The high court granted a state appeal of a circuit court ruling that had ordered a new sentence for Ulonzo Gordon, 37, who was convicted in the 1994 slaying of Otis Webster. Prosecutors said Gordon and another man shot at Webster in retaliation for the shooting of a different man. Continue reading »

Researcher says convicted murderer predisposed to violence

By Mitch Mitchell | The Fort Worth Star-Telegram | May 15, 2014

Cedric Allen Ricks

Cedric Allen Ricks

FORT WORTH, TEXAS — Convicted murderer Cedric Allen Ricks has brain biology that predisposes him to violent behavior, a researcher said at his capital murder trial on Thursday.

Jeffrey Lewine, a neuroscience researcher for the Mind Research Network, a group of scientists who study mental illness, found that Ricks’ biochemical makeup tilts him toward violent responses. Lewine testified that he used several different imaging techniques to study Ricks’ brain.

This is the first time this type of testimony has been used in a criminal case in Texas, Lewine said.

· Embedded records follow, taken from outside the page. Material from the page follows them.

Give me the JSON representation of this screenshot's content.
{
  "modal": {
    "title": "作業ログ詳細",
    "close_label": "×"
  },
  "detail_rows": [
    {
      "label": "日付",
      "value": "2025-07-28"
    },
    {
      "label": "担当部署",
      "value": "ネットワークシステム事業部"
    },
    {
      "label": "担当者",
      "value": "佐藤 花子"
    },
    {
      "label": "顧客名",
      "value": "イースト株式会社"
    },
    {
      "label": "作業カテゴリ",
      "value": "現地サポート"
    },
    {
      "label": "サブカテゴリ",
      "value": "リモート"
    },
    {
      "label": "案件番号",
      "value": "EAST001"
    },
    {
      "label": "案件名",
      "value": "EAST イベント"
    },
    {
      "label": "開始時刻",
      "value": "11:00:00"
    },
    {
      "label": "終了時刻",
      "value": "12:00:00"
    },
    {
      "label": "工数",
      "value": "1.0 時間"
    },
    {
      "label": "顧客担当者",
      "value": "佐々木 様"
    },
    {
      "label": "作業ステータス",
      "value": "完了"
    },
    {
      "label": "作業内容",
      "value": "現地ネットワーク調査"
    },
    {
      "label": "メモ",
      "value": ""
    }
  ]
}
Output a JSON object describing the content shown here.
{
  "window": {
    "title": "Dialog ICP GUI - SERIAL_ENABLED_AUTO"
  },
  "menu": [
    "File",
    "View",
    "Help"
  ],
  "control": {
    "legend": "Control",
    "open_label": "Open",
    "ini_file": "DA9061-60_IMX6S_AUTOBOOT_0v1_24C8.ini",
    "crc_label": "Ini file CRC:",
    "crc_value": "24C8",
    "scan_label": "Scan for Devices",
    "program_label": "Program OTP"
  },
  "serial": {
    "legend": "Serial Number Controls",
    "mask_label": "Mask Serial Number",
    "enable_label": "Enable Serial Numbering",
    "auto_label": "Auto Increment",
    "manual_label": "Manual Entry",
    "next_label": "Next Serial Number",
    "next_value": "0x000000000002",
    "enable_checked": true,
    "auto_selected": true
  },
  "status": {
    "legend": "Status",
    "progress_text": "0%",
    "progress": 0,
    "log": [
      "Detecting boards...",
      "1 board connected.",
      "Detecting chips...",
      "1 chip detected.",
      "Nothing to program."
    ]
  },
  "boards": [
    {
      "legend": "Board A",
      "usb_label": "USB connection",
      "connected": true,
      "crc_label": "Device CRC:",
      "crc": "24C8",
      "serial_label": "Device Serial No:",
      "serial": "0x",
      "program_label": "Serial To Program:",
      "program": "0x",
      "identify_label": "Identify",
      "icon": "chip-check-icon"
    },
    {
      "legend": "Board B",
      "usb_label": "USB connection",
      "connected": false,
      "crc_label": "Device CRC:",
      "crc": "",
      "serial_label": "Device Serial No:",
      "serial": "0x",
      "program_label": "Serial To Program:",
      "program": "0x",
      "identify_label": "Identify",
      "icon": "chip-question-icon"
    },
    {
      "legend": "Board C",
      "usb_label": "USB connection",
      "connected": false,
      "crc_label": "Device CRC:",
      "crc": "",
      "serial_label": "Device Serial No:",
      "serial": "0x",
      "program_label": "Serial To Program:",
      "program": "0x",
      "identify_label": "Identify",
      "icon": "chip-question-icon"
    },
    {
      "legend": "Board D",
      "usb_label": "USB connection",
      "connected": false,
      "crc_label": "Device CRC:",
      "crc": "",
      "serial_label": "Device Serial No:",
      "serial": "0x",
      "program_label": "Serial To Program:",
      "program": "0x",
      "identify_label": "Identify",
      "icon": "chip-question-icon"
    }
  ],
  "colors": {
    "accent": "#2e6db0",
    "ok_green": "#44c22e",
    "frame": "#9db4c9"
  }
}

Last week, a jury convicted Cedric Ricks of fatally stabbing his estranged girlfriend, Roxann Sanchez, 30, and her 8-year-old child, Anthony Figueroa. Ricks repeatedly stabbed Sanchez and her son, and then repeatedly stabbed the woman’s older son, 12-year-old Marcus Figueroa.

Marcus Figueroa barely escaped dying by mimicking the last breaths of his younger brother. Prosecutors Bob Gill and Robert Huseman are seeking the death penalty for Ricks.

“We tried everything we could to help him,” Helen Ricks, his mother, testified Thursday. “We tried whipping him, we went to counselors, we did what we could. We never thought we would be in a position like this, where he would be tried for murder.”

Images of Ricks’ brain showed he had one area, the putamen, that was larger than that area in the brains of control subjects, Lewine said. Larger putamens are associated with increased aggression, Lewine said. Ricks also scored high on a psychological exam that rates tendencies toward aggression and violent behavior and low on a test that rates emotional intelligence, Lewine said.

“Ricks ability to form and maintain long-term emotional relationships and read facial cues is impaired,” Lewine said.

Whatever method researchers used to look at Ricks’ brain the findings were the same, Lewine said. Ricks’ biology shows he leans toward violent behavior and biology is difficult to alter, he said.

“Across these tests we begin to see an emerging picture of someone who is biologically predisposed toward increased aggression and violent behavior,” Lewine said.

Testimony is expected to continue Friday in state District Judge Mollee Westfall’s court.

Read the full article here.